- Emma Simmonds
- 21 August 2017
Blistering, unapologetically violent drama from Kathryn Bigelow which recreates the Algiers Motel murders
Kathryn Bigelow's tenth feature bristles with righteous rage as it takes a depressingly pertinent, unapologetically graphic look at the Algiers Motel murders, an incident of astonishing, prolonged and unchecked police brutality which took place during the Detroit Rebellion of 1967. John Boyega, Will Poulter, Jason Mitchell and Anthony Mackie take their places in an impressive ensemble.
Positioning events in a pressure cooker context, it finds the employment prospects and housing situation of Detroit's black community in dire straights. An incident of police overreach at the outset culminates in riots which would rage for five days.

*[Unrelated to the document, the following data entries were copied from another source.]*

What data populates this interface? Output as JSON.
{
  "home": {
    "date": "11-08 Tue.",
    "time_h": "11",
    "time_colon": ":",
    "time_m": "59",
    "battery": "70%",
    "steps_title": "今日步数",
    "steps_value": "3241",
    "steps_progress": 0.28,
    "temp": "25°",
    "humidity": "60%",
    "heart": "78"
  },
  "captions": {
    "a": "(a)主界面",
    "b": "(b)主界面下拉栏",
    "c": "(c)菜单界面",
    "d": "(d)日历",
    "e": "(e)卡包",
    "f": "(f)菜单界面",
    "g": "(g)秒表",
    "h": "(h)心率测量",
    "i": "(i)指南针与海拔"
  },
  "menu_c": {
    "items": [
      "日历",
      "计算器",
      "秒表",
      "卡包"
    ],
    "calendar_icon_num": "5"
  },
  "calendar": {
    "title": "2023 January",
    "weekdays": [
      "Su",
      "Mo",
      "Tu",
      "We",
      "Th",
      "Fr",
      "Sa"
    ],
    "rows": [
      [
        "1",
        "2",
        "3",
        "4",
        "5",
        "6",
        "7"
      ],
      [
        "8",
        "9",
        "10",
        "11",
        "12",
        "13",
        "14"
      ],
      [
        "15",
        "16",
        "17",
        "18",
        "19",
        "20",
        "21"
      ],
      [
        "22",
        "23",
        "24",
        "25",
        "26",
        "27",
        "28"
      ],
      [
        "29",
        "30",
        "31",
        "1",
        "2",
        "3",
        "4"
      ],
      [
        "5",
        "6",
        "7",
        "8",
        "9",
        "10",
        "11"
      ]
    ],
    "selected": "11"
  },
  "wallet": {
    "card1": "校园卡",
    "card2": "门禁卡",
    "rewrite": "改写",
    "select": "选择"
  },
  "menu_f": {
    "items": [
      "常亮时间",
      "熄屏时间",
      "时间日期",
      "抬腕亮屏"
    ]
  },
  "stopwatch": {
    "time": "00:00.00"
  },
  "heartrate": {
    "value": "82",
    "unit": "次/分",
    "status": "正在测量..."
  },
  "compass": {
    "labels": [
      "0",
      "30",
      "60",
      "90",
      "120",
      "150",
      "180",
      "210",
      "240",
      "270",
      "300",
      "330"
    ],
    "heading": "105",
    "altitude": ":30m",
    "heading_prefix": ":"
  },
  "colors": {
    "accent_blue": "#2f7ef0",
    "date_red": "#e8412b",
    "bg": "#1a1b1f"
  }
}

In the midst of the chaos, on the night of July 25, armed law enforcers descend on the Algiers Motel. Initially believing a sniper to be holed up there, the police (led by Poulter's vile Krauss) subject innocent partygoers to a vicious, night-long interrogation. Boyega plays a security guard who attempts to mediate between the officers and hotel guests and ends up implicating himself, and Algee Smith is a promising singer whose whole future is turned around.
Accused in some quarters of being racial torture porn, the very fact that Detroit makes people so uncomfortable means it's doing its job; this is bald, confrontational filmmaking, which wants us to not simply witness but to feel the force of this state-sanctioned hatred. Bigelow and her Hurt Locker cinematographer Barry Ackroyd capture events through an unrelenting, unforgiving lens; their camera alive to the terror of the group's ordeal and the disgust and twitchiness of the officers, while the heat of the night is palpable. They turn their experience of recreating overseas conflict to an America at war with its own ideals: opportunity for all versus impenetrable bigotry. It's stomach-churning stuff, especially as the injustice stretches from crime scene to courtroom. But it's also essential.
There is the occasional, well-intentioned, misstep; however, by focussing on just one of many incidents in a sea of anger and injustice, Detroit feels agonisingly intimate. Screenwriter Mark Boal (who worked with Bigelow on The Hurt Locker and Zero Dark Thirty) lends a horrible clarity to the confusion, as he spotlights the prejudice that's stitched into the very fabric of the USA's being, and shows how someone of colour might come to disengage from society. Who knows whether there will ever be a time where the lives of black Americans seem like they actually matter, but it is the duty of filmmakers as formidable as Bigelow to keep reminding us they should.
General release from Fri 25 Aug.